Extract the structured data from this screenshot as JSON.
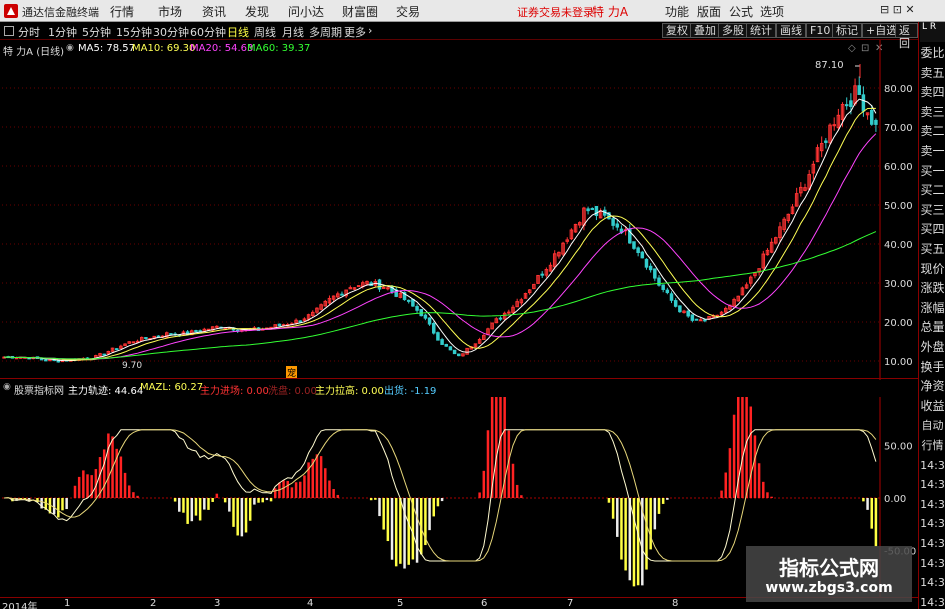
{
  "menubar": {
    "app_name": "通达信金融终端",
    "menus": [
      "行情",
      "市场",
      "资讯",
      "发现",
      "问小达",
      "财富圈",
      "交易"
    ],
    "login_text": "证券交易未登录",
    "stock_name": "特 力A",
    "right_menus": [
      "功能",
      "版面",
      "公式",
      "选项"
    ],
    "window_ctrl": "⊟ ⊡ ✕"
  },
  "toolbar": {
    "periods": [
      "分时",
      "1分钟",
      "5分钟",
      "15分钟",
      "30分钟",
      "60分钟",
      "日线",
      "周线",
      "月线",
      "多周期",
      "更多"
    ],
    "active_period": "日线",
    "right_buttons": [
      "复权",
      "叠加",
      "多股",
      "统计",
      "画线",
      "F10",
      "标记",
      "+自选",
      "返回"
    ]
  },
  "ma_header": {
    "title": "特 力A (日线)",
    "ma5": "MA5: 78.57",
    "ma10": "MA10: 69.30",
    "ma20": "MA20: 54.63",
    "ma60": "MA60: 39.37"
  },
  "main_chart": {
    "price_axis": [
      "80.00",
      "70.00",
      "60.00",
      "50.00",
      "40.00",
      "30.00",
      "20.00",
      "10.00"
    ],
    "high_label": "87.10",
    "low_label": "9.70",
    "marker_label": "宠"
  },
  "indicator_header": {
    "source": "股票指标网",
    "zljj": "主力轨迹: 44.64",
    "mazl": "MAZL: 60.27",
    "zljc": "主力进场: 0.00",
    "xi": "洗盘: 0.00",
    "zlls": "主力拉高: 0.00",
    "ch": "出货: -1.19"
  },
  "indicator_axis": [
    "50.00",
    "0.00",
    "-50.00"
  ],
  "right_panel": {
    "header_letters": "L R",
    "items": [
      "委比",
      "卖五",
      "卖四",
      "卖三",
      "卖二",
      "卖一",
      "买一",
      "买二",
      "买三",
      "买四",
      "买五",
      "现价",
      "涨跌",
      "涨幅",
      "总量",
      "外盘",
      "换手",
      "净资",
      "收益",
      "自动",
      "行情",
      "14:3",
      "14:3",
      "14:3",
      "14:3",
      "14:3",
      "14:3",
      "14:3",
      "14:3"
    ]
  },
  "datebar": {
    "labels": [
      "2014年",
      "1",
      "2",
      "3",
      "4",
      "5",
      "6",
      "7",
      "8"
    ]
  },
  "watermark": {
    "title": "指标公式网",
    "url": "www.zbgs3.com"
  },
  "colors": {
    "up": "#ff3333",
    "down": "#33cccc",
    "ma5": "#ffffff",
    "ma10": "#ffff55",
    "ma20": "#ff44ff",
    "ma60": "#33ff33",
    "hist_up": "#ff2222",
    "hist_down": "#ffff44"
  },
  "chart_data": [
    {
      "type": "candlestick",
      "title": "特 力A (日线)",
      "ylim": [
        9,
        87.1
      ],
      "series": [
        {
          "name": "MA5",
          "values": [
            78.57
          ]
        },
        {
          "name": "MA10",
          "values": [
            69.3
          ]
        },
        {
          "name": "MA20",
          "values": [
            54.63
          ]
        },
        {
          "name": "MA60",
          "values": [
            39.37
          ]
        }
      ],
      "approx_close_path": [
        11,
        11,
        10.5,
        10,
        10.5,
        11,
        13,
        15,
        16,
        17,
        17,
        18,
        19,
        18,
        18,
        19,
        20,
        22,
        26,
        29,
        30,
        29,
        26,
        22,
        15,
        11,
        15,
        20,
        24,
        29,
        35,
        42,
        49,
        47,
        44,
        38,
        30,
        24,
        20,
        21,
        24,
        30,
        38,
        46,
        55,
        65,
        75,
        79,
        70
      ]
    },
    {
      "type": "bar",
      "title": "股票指标网",
      "ylim": [
        -60,
        70
      ],
      "series": [
        {
          "name": "主力轨迹",
          "values": [
            44.64
          ]
        },
        {
          "name": "MAZL",
          "values": [
            60.27
          ]
        },
        {
          "name": "出货",
          "values": [
            -1.19
          ]
        }
      ]
    }
  ]
}
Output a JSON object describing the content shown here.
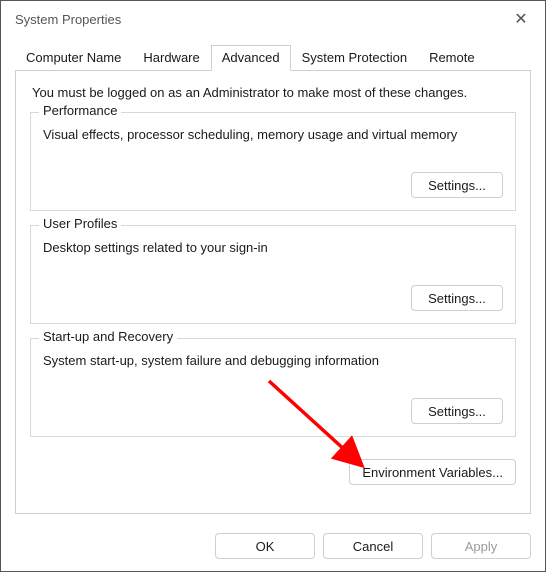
{
  "window": {
    "title": "System Properties"
  },
  "tabs": {
    "computer_name": "Computer Name",
    "hardware": "Hardware",
    "advanced": "Advanced",
    "system_protection": "System Protection",
    "remote": "Remote"
  },
  "advanced": {
    "intro": "You must be logged on as an Administrator to make most of these changes.",
    "performance": {
      "legend": "Performance",
      "desc": "Visual effects, processor scheduling, memory usage and virtual memory",
      "button": "Settings..."
    },
    "user_profiles": {
      "legend": "User Profiles",
      "desc": "Desktop settings related to your sign-in",
      "button": "Settings..."
    },
    "startup_recovery": {
      "legend": "Start-up and Recovery",
      "desc": "System start-up, system failure and debugging information",
      "button": "Settings..."
    },
    "env_vars_button": "Environment Variables..."
  },
  "footer": {
    "ok": "OK",
    "cancel": "Cancel",
    "apply": "Apply"
  },
  "annotation": {
    "arrow_color": "#ff0000"
  }
}
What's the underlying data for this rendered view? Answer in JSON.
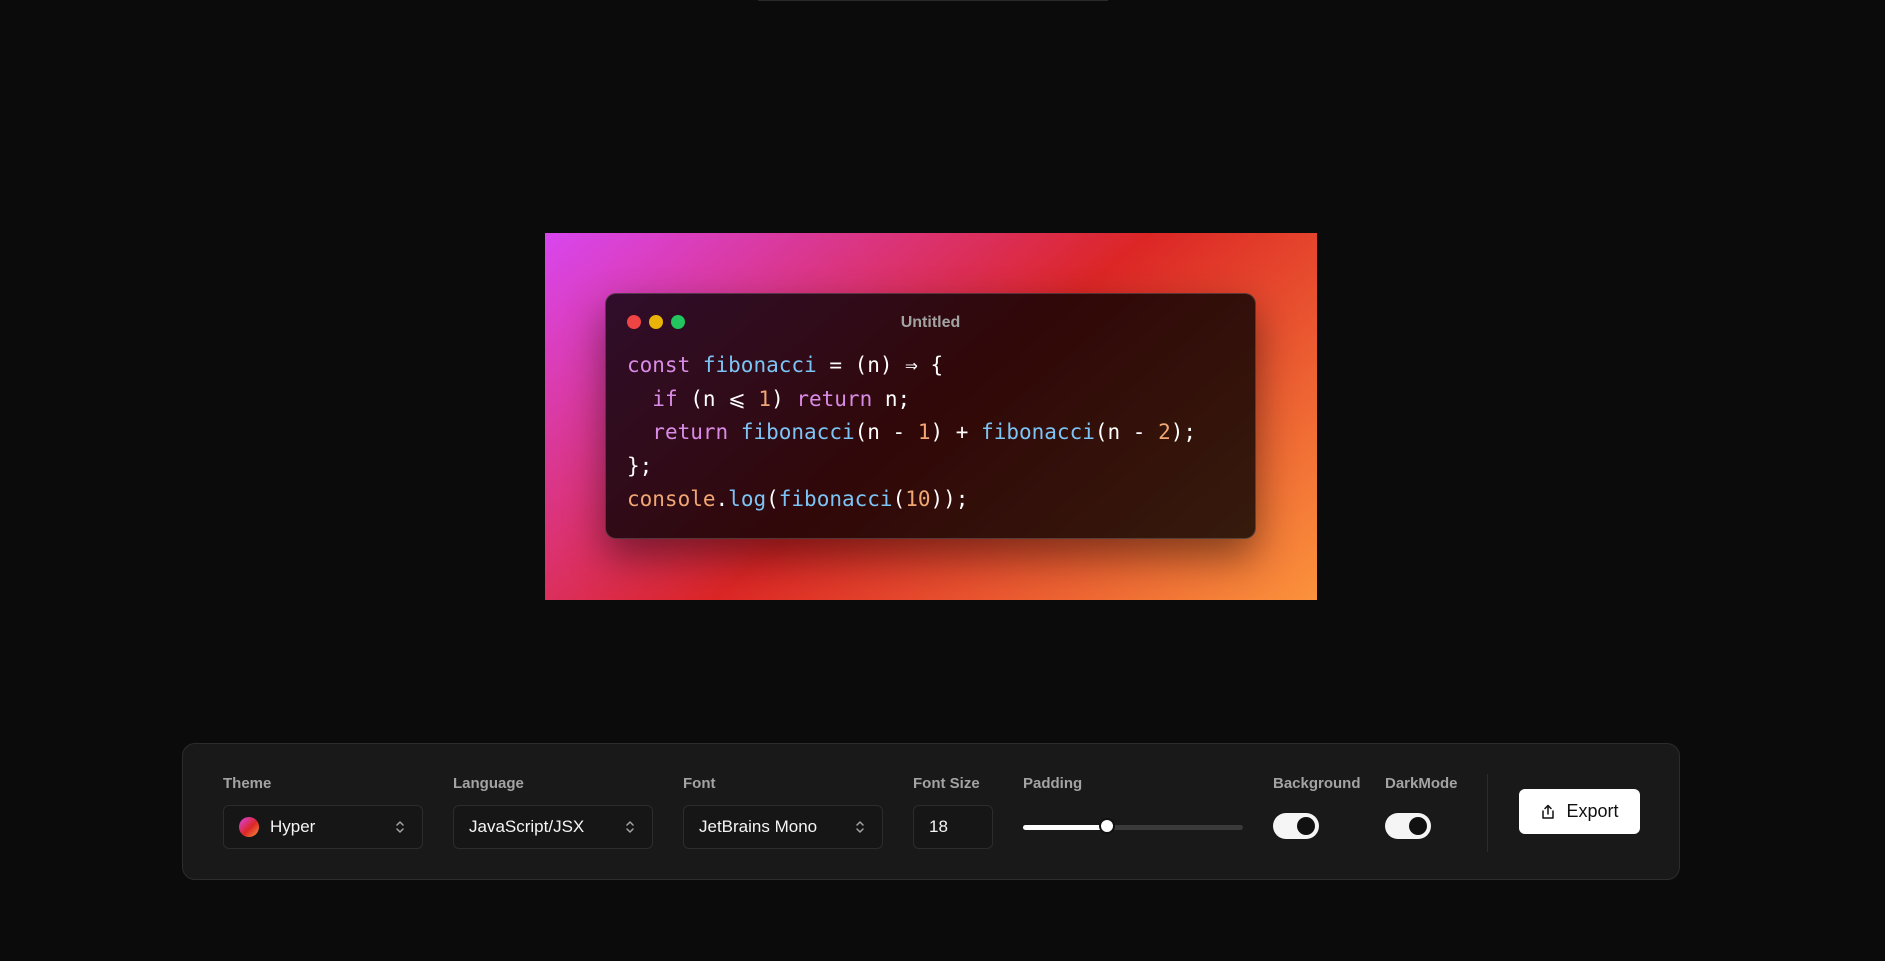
{
  "preview": {
    "window_title": "Untitled",
    "background_gradient": [
      "#d946ef",
      "#dc2626",
      "#fb923c"
    ],
    "traffic_lights": [
      "#ef4444",
      "#eab308",
      "#22c55e"
    ],
    "code_lines": [
      [
        {
          "t": "const",
          "c": "#d98be6"
        },
        {
          "t": " ",
          "c": "#ffffff"
        },
        {
          "t": "fibonacci",
          "c": "#7cc4f5"
        },
        {
          "t": " = (n) ⇒ {",
          "c": "#ffffff"
        }
      ],
      [
        {
          "t": "  ",
          "c": "#ffffff"
        },
        {
          "t": "if",
          "c": "#d98be6"
        },
        {
          "t": " (n ⩽ ",
          "c": "#ffffff"
        },
        {
          "t": "1",
          "c": "#f0a773"
        },
        {
          "t": ") ",
          "c": "#ffffff"
        },
        {
          "t": "return",
          "c": "#d98be6"
        },
        {
          "t": " n;",
          "c": "#ffffff"
        }
      ],
      [
        {
          "t": "  ",
          "c": "#ffffff"
        },
        {
          "t": "return",
          "c": "#d98be6"
        },
        {
          "t": " ",
          "c": "#ffffff"
        },
        {
          "t": "fibonacci",
          "c": "#7cc4f5"
        },
        {
          "t": "(n - ",
          "c": "#ffffff"
        },
        {
          "t": "1",
          "c": "#f0a773"
        },
        {
          "t": ") + ",
          "c": "#ffffff"
        },
        {
          "t": "fibonacci",
          "c": "#7cc4f5"
        },
        {
          "t": "(n - ",
          "c": "#ffffff"
        },
        {
          "t": "2",
          "c": "#f0a773"
        },
        {
          "t": ");",
          "c": "#ffffff"
        }
      ],
      [
        {
          "t": "};",
          "c": "#ffffff"
        }
      ],
      [
        {
          "t": "console",
          "c": "#f0a773"
        },
        {
          "t": ".",
          "c": "#ffffff"
        },
        {
          "t": "log",
          "c": "#7cc4f5"
        },
        {
          "t": "(",
          "c": "#ffffff"
        },
        {
          "t": "fibonacci",
          "c": "#7cc4f5"
        },
        {
          "t": "(",
          "c": "#ffffff"
        },
        {
          "t": "10",
          "c": "#f0a773"
        },
        {
          "t": "));",
          "c": "#ffffff"
        }
      ]
    ]
  },
  "toolbar": {
    "theme": {
      "label": "Theme",
      "value": "Hyper",
      "icon": "gradient-swatch-icon"
    },
    "language": {
      "label": "Language",
      "value": "JavaScript/JSX",
      "icon": "chevron-up-down-icon"
    },
    "font": {
      "label": "Font",
      "value": "JetBrains Mono",
      "icon": "chevron-up-down-icon"
    },
    "font_size": {
      "label": "Font Size",
      "value": "18"
    },
    "padding": {
      "label": "Padding",
      "value_fraction": 0.38
    },
    "background": {
      "label": "Background",
      "on": true
    },
    "dark_mode": {
      "label": "DarkMode",
      "on": true
    },
    "export": {
      "label": "Export",
      "icon": "share-icon"
    }
  }
}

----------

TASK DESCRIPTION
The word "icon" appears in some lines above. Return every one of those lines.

RESPONSE AREA
      "icon": "gradient-swatch-icon"
      "icon": "chevron-up-down-icon"
      "icon": "chevron-up-down-icon"
      "icon": "share-icon"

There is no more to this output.